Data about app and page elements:
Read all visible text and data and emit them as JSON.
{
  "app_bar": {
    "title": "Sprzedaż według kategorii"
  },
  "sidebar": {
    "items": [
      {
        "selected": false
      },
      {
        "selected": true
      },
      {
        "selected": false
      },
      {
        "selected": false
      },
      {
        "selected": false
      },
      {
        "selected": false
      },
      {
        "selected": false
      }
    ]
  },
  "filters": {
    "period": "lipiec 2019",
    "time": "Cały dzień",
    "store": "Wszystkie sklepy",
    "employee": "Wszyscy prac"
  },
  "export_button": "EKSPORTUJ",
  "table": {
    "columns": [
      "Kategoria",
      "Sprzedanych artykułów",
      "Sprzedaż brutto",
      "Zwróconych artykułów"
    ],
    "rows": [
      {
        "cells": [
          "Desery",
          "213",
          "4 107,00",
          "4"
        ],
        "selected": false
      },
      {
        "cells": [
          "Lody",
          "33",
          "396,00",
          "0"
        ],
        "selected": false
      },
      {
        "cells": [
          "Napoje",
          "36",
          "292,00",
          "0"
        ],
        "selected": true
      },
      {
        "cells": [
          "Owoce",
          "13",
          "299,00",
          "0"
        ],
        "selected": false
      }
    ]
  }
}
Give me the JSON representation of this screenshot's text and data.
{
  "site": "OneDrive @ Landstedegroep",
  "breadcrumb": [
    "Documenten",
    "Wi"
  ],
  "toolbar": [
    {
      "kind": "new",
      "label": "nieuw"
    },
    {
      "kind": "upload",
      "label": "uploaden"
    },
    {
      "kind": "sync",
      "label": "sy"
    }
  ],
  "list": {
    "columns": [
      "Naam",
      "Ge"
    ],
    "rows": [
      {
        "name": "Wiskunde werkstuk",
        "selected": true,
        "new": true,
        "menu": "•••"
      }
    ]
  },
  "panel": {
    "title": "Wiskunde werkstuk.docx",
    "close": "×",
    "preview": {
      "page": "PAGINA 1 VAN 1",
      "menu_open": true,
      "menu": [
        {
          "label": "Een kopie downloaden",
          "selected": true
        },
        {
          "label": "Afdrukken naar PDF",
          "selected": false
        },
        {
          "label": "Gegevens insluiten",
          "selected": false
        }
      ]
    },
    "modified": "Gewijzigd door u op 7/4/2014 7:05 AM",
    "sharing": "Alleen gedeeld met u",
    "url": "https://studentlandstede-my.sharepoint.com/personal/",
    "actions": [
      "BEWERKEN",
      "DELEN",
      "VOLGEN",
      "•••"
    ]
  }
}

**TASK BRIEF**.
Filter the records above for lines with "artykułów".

**SOLUTION FOR THIS EXERCISE**.
      "Sprzedanych artykułów",
      "Zwróconych artykułów"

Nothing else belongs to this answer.